The sugar was bad. A hasty pit resulted in an ECPT of 0! It was so frustrating. I wanted to see that ridge so bad. We could practically touch it. We assessed trying to use the protruding rocks to pull ourselves up, but just moving toward them triggered further sloughing.
Even if we pulled ourselves up, we were practically guaranteed to release a lot of loose snow on entry, a potential problem with the slab below and narrow choke just below that – as it was, each of us had to manage a fair amount of broken soft slab that pursued us through the choke. Worse, would have been the high likelihood of striking a rock in that bottomless sugar on entry, and the possibility of then tumbling into said slab and choke.
The CBA just didn’t work out for those last 10 feet. We were done; time to drop.
We were lucky to enjoy some sun without the fear of its heat at least, and were all happy to have a brief chance to pretend we were warm.
One by one, we dropped in. There was never a question on the way up about how the line would ski, but if there was, it was erased when Cody and I watched as even though Nathan had disappeared from sight, his contrails were visible drifting upward above the high walls.
I don’t really have any cohesive memory of the run: I know my slough was chasing me through the choke – I could literally feel it on tail – but once through, we all took the same line and banked hard skiers right onto a large side-wall. A shot back, and I saw what was left of the slough arresting in the cold pow behind me. The next thing I actually remember was seeing Nathan peering from behind the walls at the base of the line and waving me through. I was appreciative to have enjoyed the entire run totally uninterrupted.
Exiting back out Lone Tree Gulch was a breeze compared to last year, where firm conditions sucked us into the deep ravine.

KSC to the left. The right was skied last year.
Edit: Real-life photo taken at a later date. KSC is the farthest line left.
Headed up Lone Tree under cold blue sky. Photo C.G.

Target in sight. The KSC doesn't appear to go until you get pretty close.

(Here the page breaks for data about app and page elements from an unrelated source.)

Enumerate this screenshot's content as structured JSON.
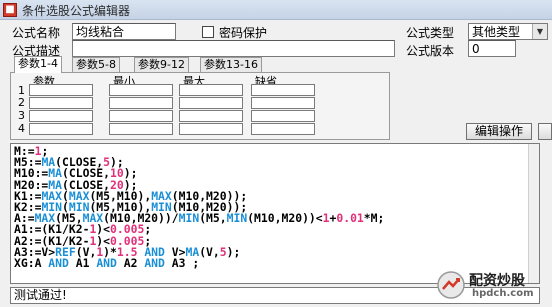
{
  "window": {
    "title": "条件选股公式编辑器"
  },
  "form": {
    "name_label": "公式名称",
    "name_value": "均线粘合",
    "password_label": "密码保护",
    "desc_label": "公式描述",
    "desc_value": "",
    "type_label": "公式类型",
    "type_value": "其他类型",
    "version_label": "公式版本",
    "version_value": "0"
  },
  "tabs": [
    "参数1-4",
    "参数5-8",
    "参数9-12",
    "参数13-16"
  ],
  "params": {
    "headers": [
      "参数",
      "最小",
      "最大",
      "缺省"
    ],
    "row_numbers": [
      "1",
      "2",
      "3",
      "4"
    ]
  },
  "buttons": {
    "edit_op": "编辑操作"
  },
  "code": [
    [
      [
        "M:=",
        "p"
      ],
      [
        "1",
        "n"
      ],
      [
        ";",
        "p"
      ]
    ],
    [
      [
        "M5:=",
        "p"
      ],
      [
        "MA",
        "f"
      ],
      [
        "(CLOSE,",
        "p"
      ],
      [
        "5",
        "n"
      ],
      [
        ");",
        "p"
      ]
    ],
    [
      [
        "M10:=",
        "p"
      ],
      [
        "MA",
        "f"
      ],
      [
        "(CLOSE,",
        "p"
      ],
      [
        "10",
        "n"
      ],
      [
        ");",
        "p"
      ]
    ],
    [
      [
        "M20:=",
        "p"
      ],
      [
        "MA",
        "f"
      ],
      [
        "(CLOSE,",
        "p"
      ],
      [
        "20",
        "n"
      ],
      [
        ");",
        "p"
      ]
    ],
    [
      [
        "K1:=",
        "p"
      ],
      [
        "MAX",
        "f"
      ],
      [
        "(",
        "p"
      ],
      [
        "MAX",
        "f"
      ],
      [
        "(M5,M10),",
        "p"
      ],
      [
        "MAX",
        "f"
      ],
      [
        "(M10,M20));",
        "p"
      ]
    ],
    [
      [
        "K2:=",
        "p"
      ],
      [
        "MIN",
        "f"
      ],
      [
        "(",
        "p"
      ],
      [
        "MIN",
        "f"
      ],
      [
        "(M5,M10),",
        "p"
      ],
      [
        "MIN",
        "f"
      ],
      [
        "(M10,M20));",
        "p"
      ]
    ],
    [
      [
        "A:=",
        "p"
      ],
      [
        "MAX",
        "f"
      ],
      [
        "(M5,",
        "p"
      ],
      [
        "MAX",
        "f"
      ],
      [
        "(M10,M20))/",
        "p"
      ],
      [
        "MIN",
        "f"
      ],
      [
        "(M5,",
        "p"
      ],
      [
        "MIN",
        "f"
      ],
      [
        "(M10,M20))<",
        "p"
      ],
      [
        "1",
        "n"
      ],
      [
        "+",
        "p"
      ],
      [
        "0.01",
        "n"
      ],
      [
        "*M;",
        "p"
      ]
    ],
    [
      [
        "A1:=(K1/K2-",
        "p"
      ],
      [
        "1",
        "n"
      ],
      [
        ")<",
        "p"
      ],
      [
        "0.005",
        "n"
      ],
      [
        ";",
        "p"
      ]
    ],
    [
      [
        "A2:=(K1/K2-",
        "p"
      ],
      [
        "1",
        "n"
      ],
      [
        ")<",
        "p"
      ],
      [
        "0.005",
        "n"
      ],
      [
        ";",
        "p"
      ]
    ],
    [
      [
        "A3:=V>",
        "p"
      ],
      [
        "REF",
        "f"
      ],
      [
        "(V,",
        "p"
      ],
      [
        "1",
        "n"
      ],
      [
        ")*",
        "p"
      ],
      [
        "1.5",
        "n"
      ],
      [
        " ",
        "p"
      ],
      [
        "AND",
        "f"
      ],
      [
        " V>",
        "p"
      ],
      [
        "MA",
        "f"
      ],
      [
        "(V,",
        "p"
      ],
      [
        "5",
        "n"
      ],
      [
        ");",
        "p"
      ]
    ],
    [
      [
        "XG:A ",
        "p"
      ],
      [
        "AND",
        "f"
      ],
      [
        " A1 ",
        "p"
      ],
      [
        "AND",
        "f"
      ],
      [
        " A2 ",
        "p"
      ],
      [
        "AND",
        "f"
      ],
      [
        " A3 ;",
        "p"
      ]
    ]
  ],
  "status": {
    "message": "测试通过!"
  },
  "watermark": {
    "brand": "配资炒股",
    "site": "hpdch.com"
  },
  "colors": {
    "keyword": "#1a8fd6",
    "number": "#e0307a",
    "plain": "#000000"
  }
}
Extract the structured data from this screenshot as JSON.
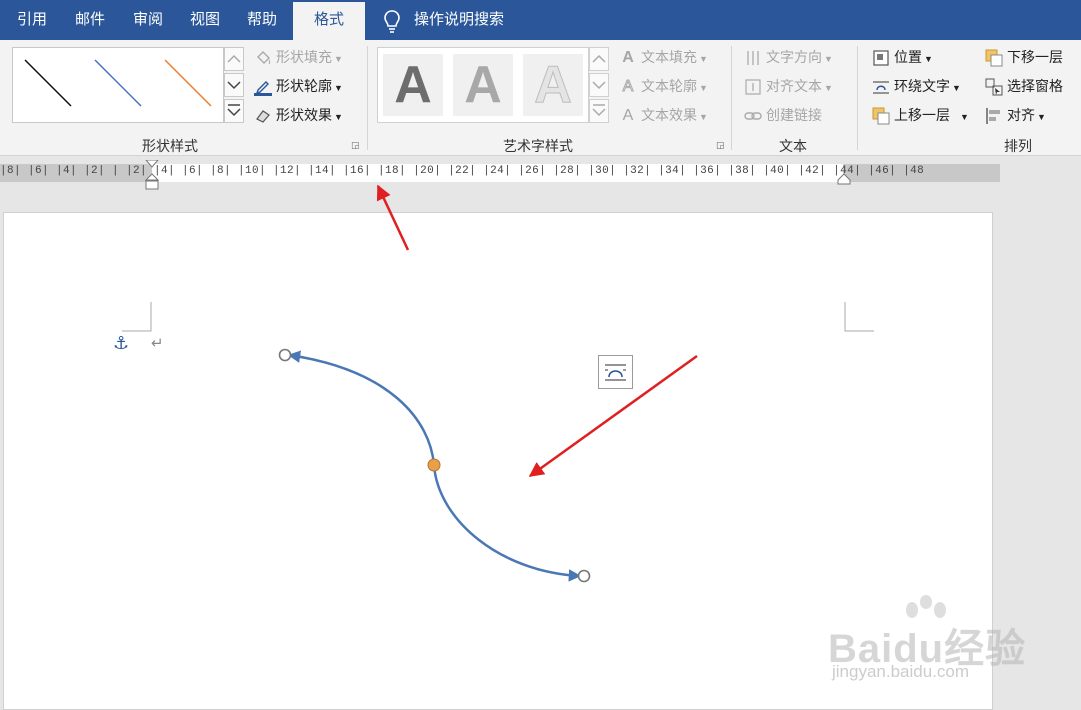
{
  "tabs": [
    {
      "label": "引用",
      "active": false
    },
    {
      "label": "邮件",
      "active": false
    },
    {
      "label": "审阅",
      "active": false
    },
    {
      "label": "视图",
      "active": false
    },
    {
      "label": "帮助",
      "active": false
    },
    {
      "label": "格式",
      "active": true
    }
  ],
  "tell_me": "操作说明搜索",
  "groups": {
    "shape_styles": {
      "label": "形状样式",
      "fill": "形状填充",
      "outline": "形状轮廓",
      "effects": "形状效果"
    },
    "wordart": {
      "label": "艺术字样式",
      "letters": [
        "A",
        "A",
        "A"
      ],
      "text_fill": "文本填充",
      "text_outline": "文本轮廓",
      "text_effects": "文本效果"
    },
    "text": {
      "label": "文本",
      "direction": "文字方向",
      "align": "对齐文本",
      "link": "创建链接"
    },
    "arrange": {
      "label": "排列",
      "position": "位置",
      "wrap": "环绕文字",
      "forward": "上移一层",
      "backward": "下移一层",
      "selection_pane": "选择窗格",
      "align": "对齐"
    }
  },
  "ruler_text": "|8|  |6|  |4|  |2|  |  |2|  |4|  |6|  |8|  |10|  |12|  |14|  |16|  |18|  |20|  |22|  |24|  |26|  |28|  |30|  |32|  |34|  |36|  |38|  |40|  |42|  |44|  |46|  |48",
  "watermark": {
    "brand": "Baidu经验",
    "url": "jingyan.baidu.com"
  },
  "colors": {
    "tabbar": "#2b579a",
    "curve": "#4a78b5",
    "annotation_arrow": "#e02020",
    "handle_center": "#e8a04a"
  }
}
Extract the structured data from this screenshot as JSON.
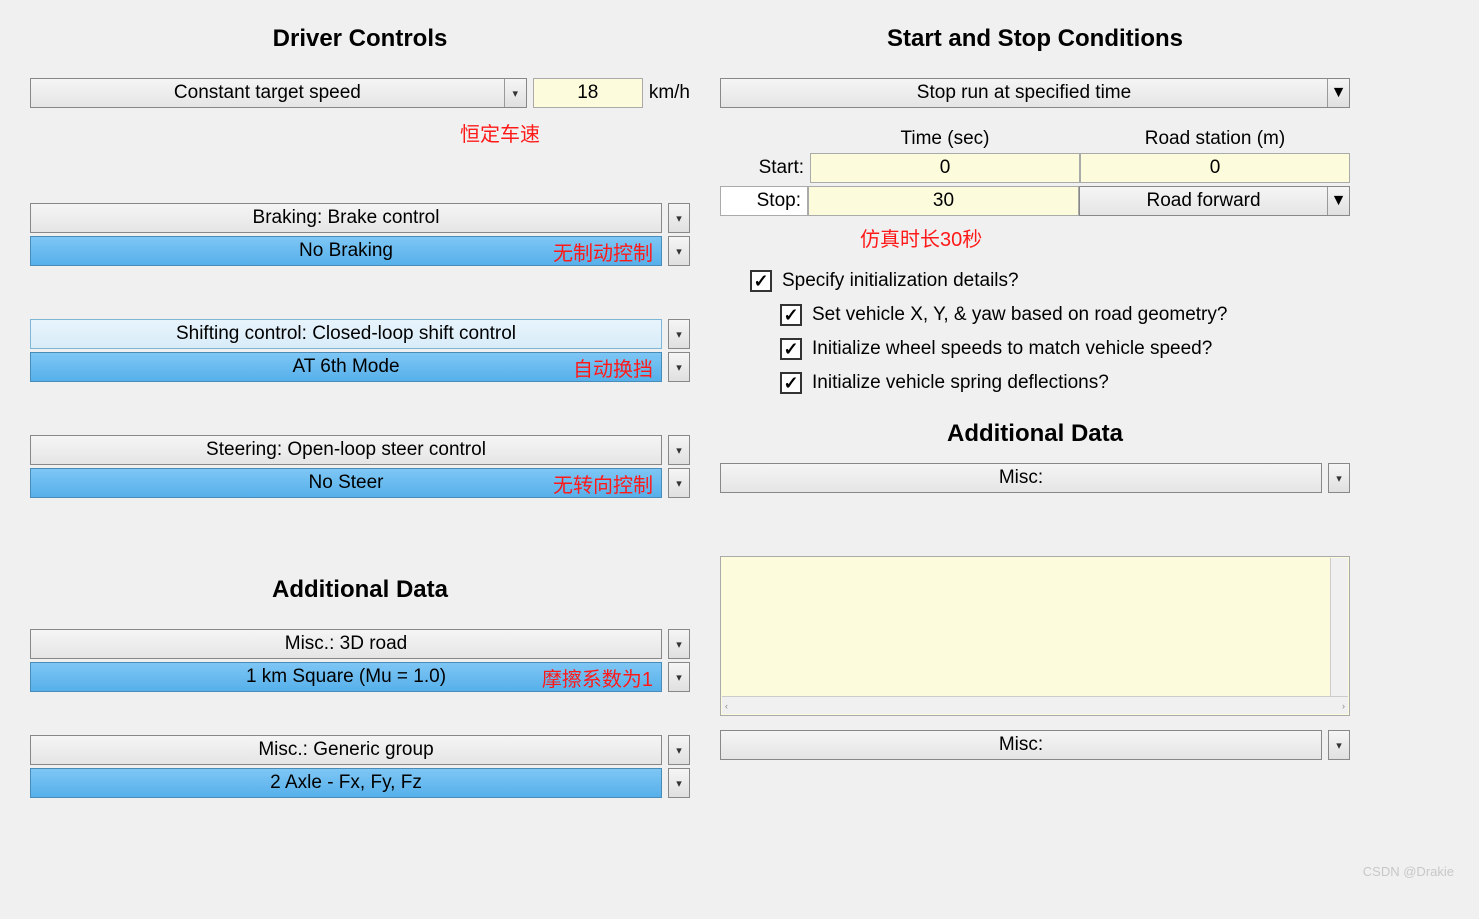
{
  "left": {
    "heading": "Driver Controls",
    "speed_mode": "Constant target speed",
    "speed_value": "18",
    "speed_unit": "km/h",
    "speed_note": "恒定车速",
    "braking_label": "Braking: Brake control",
    "braking_value": "No Braking",
    "braking_note": "无制动控制",
    "shifting_label": "Shifting control: Closed-loop shift control",
    "shifting_value": "AT 6th Mode",
    "shifting_note": "自动换挡",
    "steering_label": "Steering: Open-loop steer control",
    "steering_value": "No Steer",
    "steering_note": "无转向控制",
    "additional_heading": "Additional Data",
    "misc1_label": "Misc.: 3D road",
    "misc1_value": "1 km Square (Mu = 1.0)",
    "misc1_note": "摩擦系数为1",
    "misc2_label": "Misc.: Generic group",
    "misc2_value": "2 Axle - Fx, Fy, Fz"
  },
  "right": {
    "heading": "Start and Stop Conditions",
    "stop_mode": "Stop run at specified time",
    "time_header": "Time (sec)",
    "station_header": "Road station (m)",
    "start_label": "Start:",
    "start_time": "0",
    "start_station": "0",
    "stop_label": "Stop:",
    "stop_time": "30",
    "stop_direction": "Road forward",
    "stop_note": "仿真时长30秒",
    "chk_init": "Specify initialization details?",
    "chk_geom": "Set vehicle X, Y, & yaw based on road geometry?",
    "chk_wheel": "Initialize wheel speeds to match vehicle speed?",
    "chk_spring": "Initialize vehicle spring deflections?",
    "additional_heading": "Additional Data",
    "misc_label": "Misc:",
    "misc_label2": "Misc:"
  },
  "watermark": "CSDN @Drakie"
}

Photo C.G.
Into the chasm, maybe halfway up.

Nathan heads up through the choke.

So close, but no cigar. Photo C.G.
Time to drop

Ya. It was good.

Really good.

So good. So stoked. Photo C.G.
Sunday, a long-forecasted pattern shift began, and blew in clouds, snow, and slightly warmer temps. Kyle and I went out and picked on a short, steep, skinny couloir I skied with Nathan and Cody a few weeks ago in similar conditions. It skied exceptionally well, and we ended up tagging it twice. My legs were toast from the long weekend, but Kyle just picked up a brand new pair of wax-based classic skis and has been jonesing for opportunities to use them. I was hesitant to go for a classic ski at 5 pm on day three, but quickly found myself glad we tacked on a few blissful kilometers of blue/blue extra kick-and-glide on Archangel.

Wading upward.

Capturing the light even in the gray bird.

Keep tips up when dropping.